The Old Horse

: Fables For Children, Stories For Children, Natural Science Stori

In our village there was an old, old man, Pimen Timofeich. He was ninety

years old. He was living at the house of his grandson, doing no work.

His back was bent: he walked with a cane and moved his feet slowly.

He had no teeth at all, and his face was wrinkled. His nether lip

trembled; when he walked and when he talked, his lips smacked, and one

could not understand what he was saying.

We we
e four brothers, and we were fond of riding. But we had no gentle

riding-horses. We were allowed to ride only on one horse,--the name of

that horse was Raven.

One day mamma allowed us to ride, and all of us went with the valet to

the stable. The coachman saddled Raven for us, and my eldest brother was

the first to take a ride. He rode for a long time; he rode to the

threshing-floor and around the garden, and when he came back, we


"Now gallop past us!"

My elder brother began to strike Raven with his feet and with the whip,

and Raven galloped past us.

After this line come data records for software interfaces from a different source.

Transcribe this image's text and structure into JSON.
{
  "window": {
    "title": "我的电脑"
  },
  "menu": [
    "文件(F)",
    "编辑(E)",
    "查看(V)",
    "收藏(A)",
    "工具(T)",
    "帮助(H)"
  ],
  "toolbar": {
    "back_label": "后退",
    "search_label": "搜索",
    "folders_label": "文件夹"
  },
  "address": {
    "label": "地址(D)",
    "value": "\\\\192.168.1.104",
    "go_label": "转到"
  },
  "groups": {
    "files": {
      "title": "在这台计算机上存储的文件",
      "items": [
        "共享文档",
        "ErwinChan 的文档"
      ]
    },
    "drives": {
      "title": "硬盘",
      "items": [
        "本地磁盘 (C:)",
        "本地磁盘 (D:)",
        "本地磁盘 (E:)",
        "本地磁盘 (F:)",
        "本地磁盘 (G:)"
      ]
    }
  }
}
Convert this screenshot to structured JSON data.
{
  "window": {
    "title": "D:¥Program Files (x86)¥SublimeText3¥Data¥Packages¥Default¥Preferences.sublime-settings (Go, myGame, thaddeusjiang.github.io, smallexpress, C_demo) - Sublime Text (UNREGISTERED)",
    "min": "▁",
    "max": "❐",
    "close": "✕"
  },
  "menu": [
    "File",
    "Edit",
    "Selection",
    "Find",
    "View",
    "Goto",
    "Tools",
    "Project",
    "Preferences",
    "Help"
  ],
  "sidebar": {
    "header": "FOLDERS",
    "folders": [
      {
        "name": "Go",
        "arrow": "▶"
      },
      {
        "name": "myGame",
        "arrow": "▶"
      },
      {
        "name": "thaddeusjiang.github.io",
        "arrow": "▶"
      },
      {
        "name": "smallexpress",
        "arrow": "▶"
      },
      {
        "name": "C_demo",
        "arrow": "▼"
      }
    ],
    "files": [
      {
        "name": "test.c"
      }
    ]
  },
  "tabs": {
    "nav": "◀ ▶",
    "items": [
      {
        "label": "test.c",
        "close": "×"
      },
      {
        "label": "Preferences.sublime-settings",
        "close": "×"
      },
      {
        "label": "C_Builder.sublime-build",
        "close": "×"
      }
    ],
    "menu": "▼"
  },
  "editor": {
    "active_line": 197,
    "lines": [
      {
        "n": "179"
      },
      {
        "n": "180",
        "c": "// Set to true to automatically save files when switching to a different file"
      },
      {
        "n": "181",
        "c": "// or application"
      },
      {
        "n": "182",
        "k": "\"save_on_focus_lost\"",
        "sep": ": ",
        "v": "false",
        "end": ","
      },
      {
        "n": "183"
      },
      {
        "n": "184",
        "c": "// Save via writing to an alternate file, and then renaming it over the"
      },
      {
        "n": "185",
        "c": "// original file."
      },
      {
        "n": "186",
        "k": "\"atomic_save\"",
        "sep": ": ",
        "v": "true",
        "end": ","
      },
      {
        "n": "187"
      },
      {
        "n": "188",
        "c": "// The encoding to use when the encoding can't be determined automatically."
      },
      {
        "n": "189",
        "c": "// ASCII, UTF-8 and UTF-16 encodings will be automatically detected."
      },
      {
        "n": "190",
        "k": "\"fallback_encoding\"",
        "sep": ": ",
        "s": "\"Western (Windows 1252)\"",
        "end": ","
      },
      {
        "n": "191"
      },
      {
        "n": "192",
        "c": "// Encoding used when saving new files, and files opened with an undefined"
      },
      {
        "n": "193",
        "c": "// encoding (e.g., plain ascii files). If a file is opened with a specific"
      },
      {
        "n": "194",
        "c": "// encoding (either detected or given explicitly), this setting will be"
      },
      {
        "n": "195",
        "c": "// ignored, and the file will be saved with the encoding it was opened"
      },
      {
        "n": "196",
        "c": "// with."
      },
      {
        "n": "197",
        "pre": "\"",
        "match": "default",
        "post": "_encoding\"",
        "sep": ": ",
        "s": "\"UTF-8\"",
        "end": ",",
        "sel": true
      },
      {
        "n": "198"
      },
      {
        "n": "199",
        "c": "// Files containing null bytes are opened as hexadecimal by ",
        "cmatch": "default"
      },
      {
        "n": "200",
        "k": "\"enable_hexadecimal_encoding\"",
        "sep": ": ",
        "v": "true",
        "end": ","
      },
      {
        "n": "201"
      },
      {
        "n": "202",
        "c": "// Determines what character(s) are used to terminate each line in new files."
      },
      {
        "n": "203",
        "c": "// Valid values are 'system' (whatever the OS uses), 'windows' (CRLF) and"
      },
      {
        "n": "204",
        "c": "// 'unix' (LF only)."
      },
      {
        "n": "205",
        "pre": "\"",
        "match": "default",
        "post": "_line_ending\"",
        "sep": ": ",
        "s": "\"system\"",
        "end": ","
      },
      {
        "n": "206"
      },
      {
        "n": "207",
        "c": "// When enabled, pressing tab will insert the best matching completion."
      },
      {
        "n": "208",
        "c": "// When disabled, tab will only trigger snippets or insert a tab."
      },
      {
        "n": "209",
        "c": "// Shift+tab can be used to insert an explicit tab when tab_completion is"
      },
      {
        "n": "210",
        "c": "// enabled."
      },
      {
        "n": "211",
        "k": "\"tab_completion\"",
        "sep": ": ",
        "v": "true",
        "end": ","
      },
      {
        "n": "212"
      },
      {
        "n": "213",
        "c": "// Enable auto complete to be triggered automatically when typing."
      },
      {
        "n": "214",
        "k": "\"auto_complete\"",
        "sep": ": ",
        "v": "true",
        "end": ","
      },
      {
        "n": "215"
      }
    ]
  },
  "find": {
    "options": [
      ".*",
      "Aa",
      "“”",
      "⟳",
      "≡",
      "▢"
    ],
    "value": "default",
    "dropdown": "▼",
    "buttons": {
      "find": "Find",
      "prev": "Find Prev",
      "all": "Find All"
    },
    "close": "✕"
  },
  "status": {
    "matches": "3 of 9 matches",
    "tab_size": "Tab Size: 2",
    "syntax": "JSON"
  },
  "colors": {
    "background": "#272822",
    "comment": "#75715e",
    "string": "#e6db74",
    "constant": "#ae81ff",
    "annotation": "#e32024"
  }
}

After him, my second brother mounted the horse. He, too, rode for quite

awhile, and he, too, urged Raven on with the whip and galloped up the

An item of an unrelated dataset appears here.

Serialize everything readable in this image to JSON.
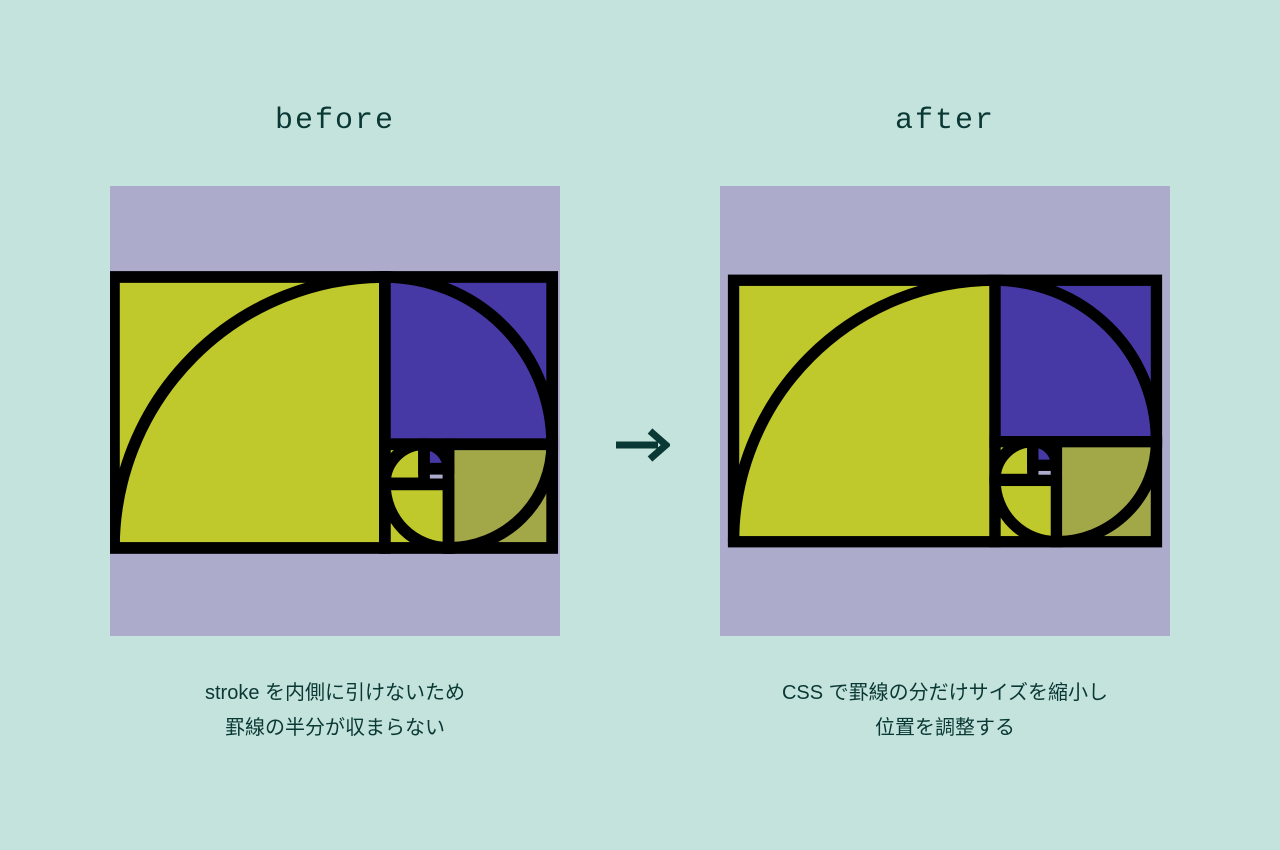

hill. He wanted to ride longer, but my third brother begged him to let

him ride at once.

My third brother rode to the threshing-floor, and around the garden, and

down the village, and raced up-hill to the stable. When he rode up to

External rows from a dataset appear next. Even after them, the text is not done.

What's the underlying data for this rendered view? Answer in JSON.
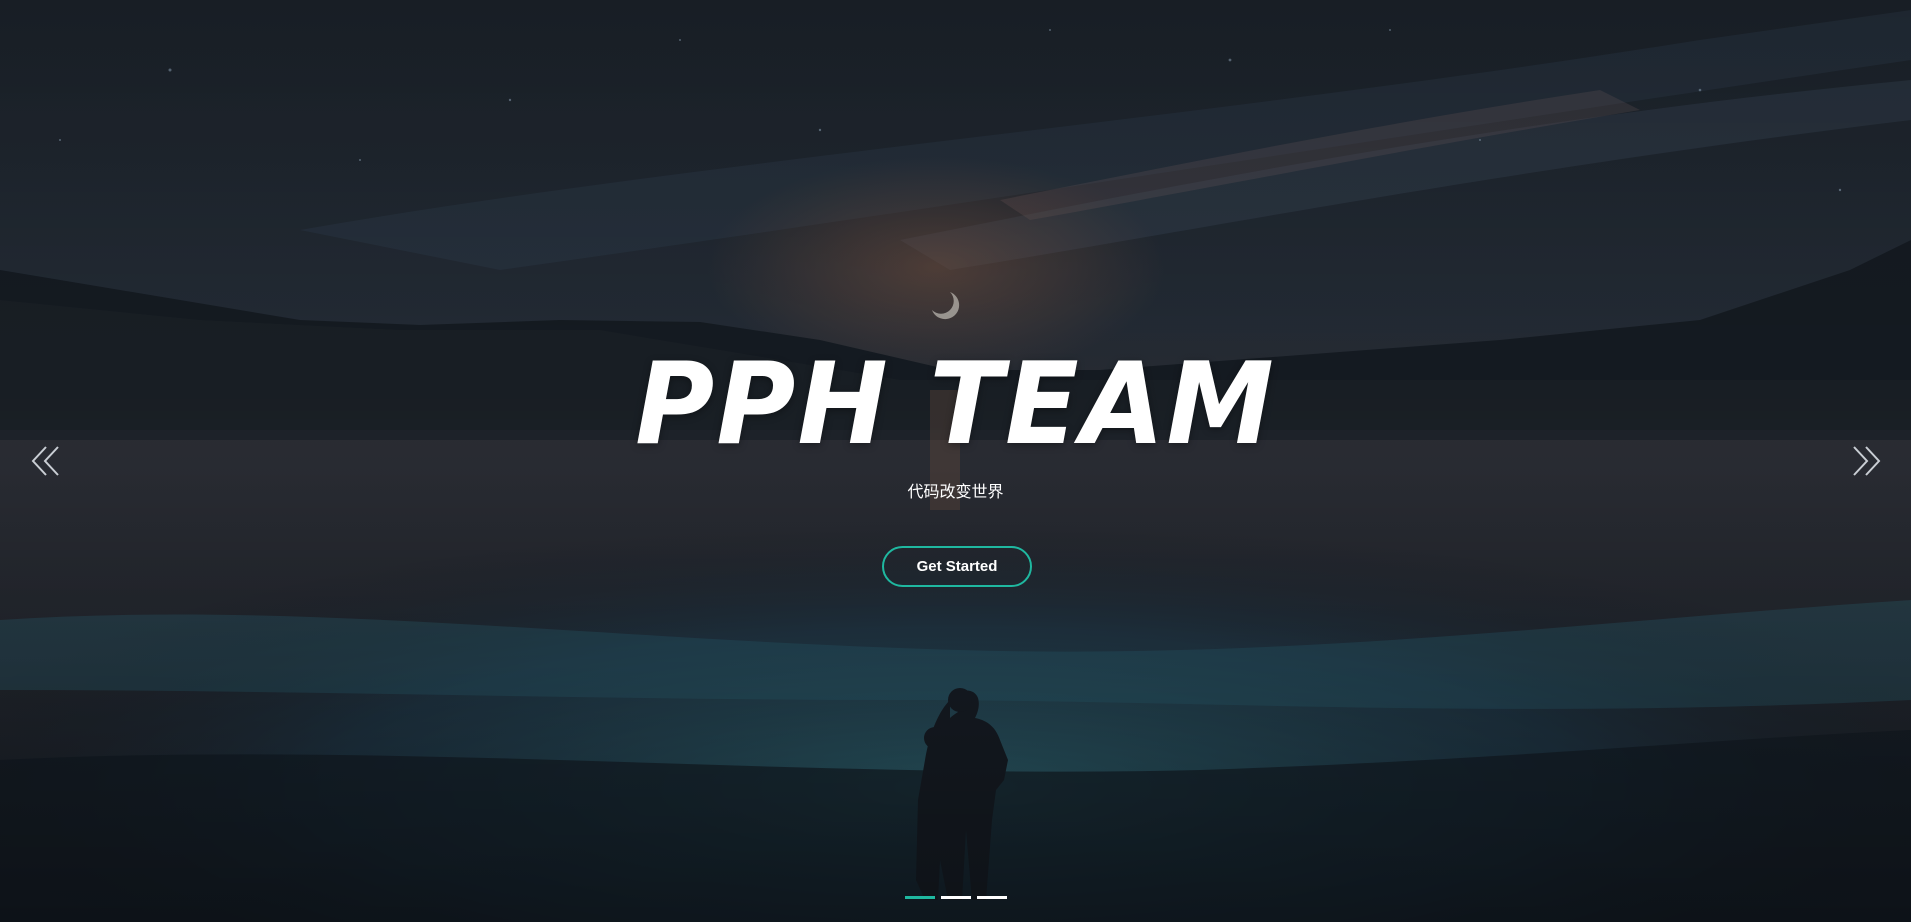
{
  "hero": {
    "title": "PPH TEAM",
    "subtitle": "代码改变世界",
    "cta_label": "Get Started"
  },
  "carousel": {
    "prev_icon": "chevron-double-left-icon",
    "next_icon": "chevron-double-right-icon",
    "slide_count": 3,
    "active_index": 0
  },
  "colors": {
    "accent": "#1fb8a0",
    "background": "#151a20",
    "text": "#ffffff"
  }
}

us Raven was panting, and his neck and shoulders were dark from sweat.

When my turn came, I wanted to surprise my brothers and to show them how

well I could ride, so I began to drive Raven with all my might, but he

did not want to get away from the stable. And no matter how much I beat

him, he would not run, but only shied and turned back. I grew angry at

the horse, and struck him as hard as I could with my feet and with the

whip. I tried to strike him in places where it would hurt most; I broke

the whip and began to strike his head with what was left of the whip.

But Raven would not run. Then I turned back, rode up to the valet, and

asked him for a stout switch. But the valet said to me:

"Don't ride any more, sir! Get down! What use is there in torturing the


I felt offended, and said:

"But I have not had a ride yet. Just watch me gallop! Please, give me a

good-sized switch! I will heat him up."

Then the valet shook his head, and said:

"Oh, sir, you have no pity; why should you heat him up? He is twenty

years old. The horse is worn out; he can barely breathe, and is old. He

is so very old! Just like Pimen Timofeich. You might just as well sit

down on Timofeich's back and urge him on with a switch. Well, would you

not pity him?"

I thought of Pimen, and listened to the valet's words. I climbed down

from the horse and, when I saw how his sweaty sides hung down, how he

breathed heavily through his nostrils, and how he switched his bald

tail, I understood that it was hard for the horse. Before that I used to

think that it was as much fun for him as for me. I felt so sorry for

Raven that I began to kiss his sweaty neck and to beg his forgiveness

for having beaten him.

Since then I have grown to be a big man, and I always am careful with

the horses, and always think of Raven and of Pimen Timofeitch whenever I

see anybody torture a horse.